Progress, therefore, is hard to predict. Think back 26 years, to January, 1989, at which time anyone who had the temerity
to suggest that the Berlin Wall would be down before the year end without opposition from the East German security forces, or that within five years Nelson Mandela would be released from his cell on Robben Island and would be elected peacefully as President
of South Africa, ending officially the police state known as apartheid, would be dismissed as being an unrealistic daydreamer.
It is easy to feel overwhelmed and despondent, yet who can foresee what may might happen in the
next five years in the face of persistent remonstration from below?
In terms of climate change, popular activism began in earnest in 1999 when concerned people from across the world blockaded the WTO ministerial meeting in Seattle,

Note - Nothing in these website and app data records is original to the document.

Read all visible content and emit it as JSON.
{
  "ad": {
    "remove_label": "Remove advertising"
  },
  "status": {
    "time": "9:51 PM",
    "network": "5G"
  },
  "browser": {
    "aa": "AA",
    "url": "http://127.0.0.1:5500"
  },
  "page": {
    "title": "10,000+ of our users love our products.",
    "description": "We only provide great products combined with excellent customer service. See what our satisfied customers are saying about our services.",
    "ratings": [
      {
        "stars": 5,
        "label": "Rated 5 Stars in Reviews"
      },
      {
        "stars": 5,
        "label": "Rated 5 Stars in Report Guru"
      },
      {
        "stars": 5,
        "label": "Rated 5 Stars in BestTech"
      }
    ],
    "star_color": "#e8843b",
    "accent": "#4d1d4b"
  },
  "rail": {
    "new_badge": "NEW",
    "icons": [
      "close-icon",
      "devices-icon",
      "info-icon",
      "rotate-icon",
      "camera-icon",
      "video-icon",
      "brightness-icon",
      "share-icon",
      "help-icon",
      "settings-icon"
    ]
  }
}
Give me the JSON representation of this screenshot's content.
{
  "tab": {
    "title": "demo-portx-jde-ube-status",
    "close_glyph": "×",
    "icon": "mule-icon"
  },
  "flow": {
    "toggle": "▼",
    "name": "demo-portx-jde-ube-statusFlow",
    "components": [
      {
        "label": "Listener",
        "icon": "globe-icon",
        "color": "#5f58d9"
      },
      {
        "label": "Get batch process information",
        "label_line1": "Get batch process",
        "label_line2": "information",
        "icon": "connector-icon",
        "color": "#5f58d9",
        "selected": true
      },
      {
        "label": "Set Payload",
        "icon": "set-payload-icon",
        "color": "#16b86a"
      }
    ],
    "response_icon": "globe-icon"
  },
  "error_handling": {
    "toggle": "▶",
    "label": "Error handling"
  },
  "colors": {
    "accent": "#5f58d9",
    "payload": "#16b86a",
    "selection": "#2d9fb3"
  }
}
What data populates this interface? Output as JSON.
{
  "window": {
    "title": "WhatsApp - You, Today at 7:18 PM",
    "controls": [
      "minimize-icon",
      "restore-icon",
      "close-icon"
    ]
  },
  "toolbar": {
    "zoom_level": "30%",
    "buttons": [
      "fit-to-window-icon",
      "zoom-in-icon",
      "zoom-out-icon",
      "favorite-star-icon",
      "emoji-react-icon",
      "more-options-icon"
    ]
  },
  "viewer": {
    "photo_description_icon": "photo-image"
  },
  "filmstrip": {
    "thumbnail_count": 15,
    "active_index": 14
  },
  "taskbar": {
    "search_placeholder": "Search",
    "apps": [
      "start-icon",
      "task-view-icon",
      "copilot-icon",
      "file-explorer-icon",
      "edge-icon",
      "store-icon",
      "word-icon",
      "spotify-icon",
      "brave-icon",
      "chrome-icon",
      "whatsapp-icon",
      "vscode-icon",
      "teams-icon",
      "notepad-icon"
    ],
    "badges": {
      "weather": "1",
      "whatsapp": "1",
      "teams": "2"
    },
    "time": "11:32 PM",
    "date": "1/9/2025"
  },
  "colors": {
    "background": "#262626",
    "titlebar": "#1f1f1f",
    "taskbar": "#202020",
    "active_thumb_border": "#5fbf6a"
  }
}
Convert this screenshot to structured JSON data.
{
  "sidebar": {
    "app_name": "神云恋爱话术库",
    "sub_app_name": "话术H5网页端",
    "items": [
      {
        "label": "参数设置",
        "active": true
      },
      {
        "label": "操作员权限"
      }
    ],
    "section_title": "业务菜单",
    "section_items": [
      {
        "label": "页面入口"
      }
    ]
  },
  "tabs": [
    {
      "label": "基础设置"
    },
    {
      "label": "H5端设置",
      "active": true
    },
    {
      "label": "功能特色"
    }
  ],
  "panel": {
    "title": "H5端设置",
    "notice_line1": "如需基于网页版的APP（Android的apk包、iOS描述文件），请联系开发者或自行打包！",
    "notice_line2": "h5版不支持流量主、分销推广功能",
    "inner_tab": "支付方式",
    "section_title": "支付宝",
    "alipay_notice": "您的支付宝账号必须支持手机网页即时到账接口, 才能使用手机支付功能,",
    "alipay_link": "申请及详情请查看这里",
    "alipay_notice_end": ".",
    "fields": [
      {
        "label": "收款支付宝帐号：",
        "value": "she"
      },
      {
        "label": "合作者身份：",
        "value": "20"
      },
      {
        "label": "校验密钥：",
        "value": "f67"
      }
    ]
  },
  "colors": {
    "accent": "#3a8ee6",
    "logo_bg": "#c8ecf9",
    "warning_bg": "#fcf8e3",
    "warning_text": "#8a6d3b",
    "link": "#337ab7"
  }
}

and it culminated in the 400 000 person People’s Climate March in New York city in September of 2014 and the formation of the People’s Climate Movement. The bureaucratic response has been for summits to meet in seclusion behind closely guarded
doors, which suggests an attempt by the elite to insulate themselves from the masses, yet ironically demonstrates the power that protests have.
Just as oil companies have exerted enormous global power in the climate arena,
so have agri-chemical companies in the field of bionics. It is extraordinary to realize that they know that what they are doing is devastating the environment, yet they do it anyway so long as the figures in the balance sheet can be written in black.
And we allow it.
Certainly many people are working to change this paradigm through science, education and beekeeping, not least here in Pennsylvania; it’s a heroic age equivalent to those climate activists in the 90’s
whose achievements are yet to be fully recognized.
Consider the state of beekeeping just ten years ago. Most local associations were small, (there were 13 people at the first county association I attended, almost all male and
elderly,) there was little communications between counties, and there was knowledge of varroa but not an awareness of the devastation it would cause. Certainly the publicity surrounding CCD helped to wake up the general populace to the point that
today there are large national and international networked associations, the public is both informed and concerned, and our state meeting in November attracted some of the best researchers in the nation willing to share generously of their expertise.
Looking back at the climate movement there have been important land marks these last few months. In September, for example, the California legislature ordered the state’s pension fund, worth almost half a trillion dollars, to divest
from coal companies. And the decisive victory of Justin Trudeau’s Liberal Party in Canada represents in part a repudiation of Stephen Harper’s wretched record on climate issues. Hopefully the agreement arrived at in Paris in December is one
of the biggest landmarks of all.
But these environmental changes whether against the escalating use of fossil fuels or the threatened health of honey bees, are unlikely to be maintained by the traditional leadership in isolation.
As the harmonious, predictable systems in the biosphere disintegrate, we the beekeepers must be an integral part of the forces that are driving the transition to a more equitable, wholesome world. And we have an advantage. As Clare Densely expressed
it in her inspirational presentation in Lewisburg last November, the public perceives us as “mysterious and magical, practical and skillful, knowledgeable and full of wisdom and inherited folklore. We are gentle, brave, fearless, protectors of the environment
and saviors of the planet.”
We cannot change the decisions of the past, but we can choose to make different choices in the future. Perhaps the next meeting in Paris to make history will be of associations that are organic in the
best sense of the word; they won’t be secret or bureaucratic and they will design a world of which our children will be proud. In the interim, in the words of Michael Pollan, we continue to vote with our forks three times a day.
This column was inspired by an essay in the December, 2015, issue of Harper’s by Rebecca Solnit titled Power in Paris.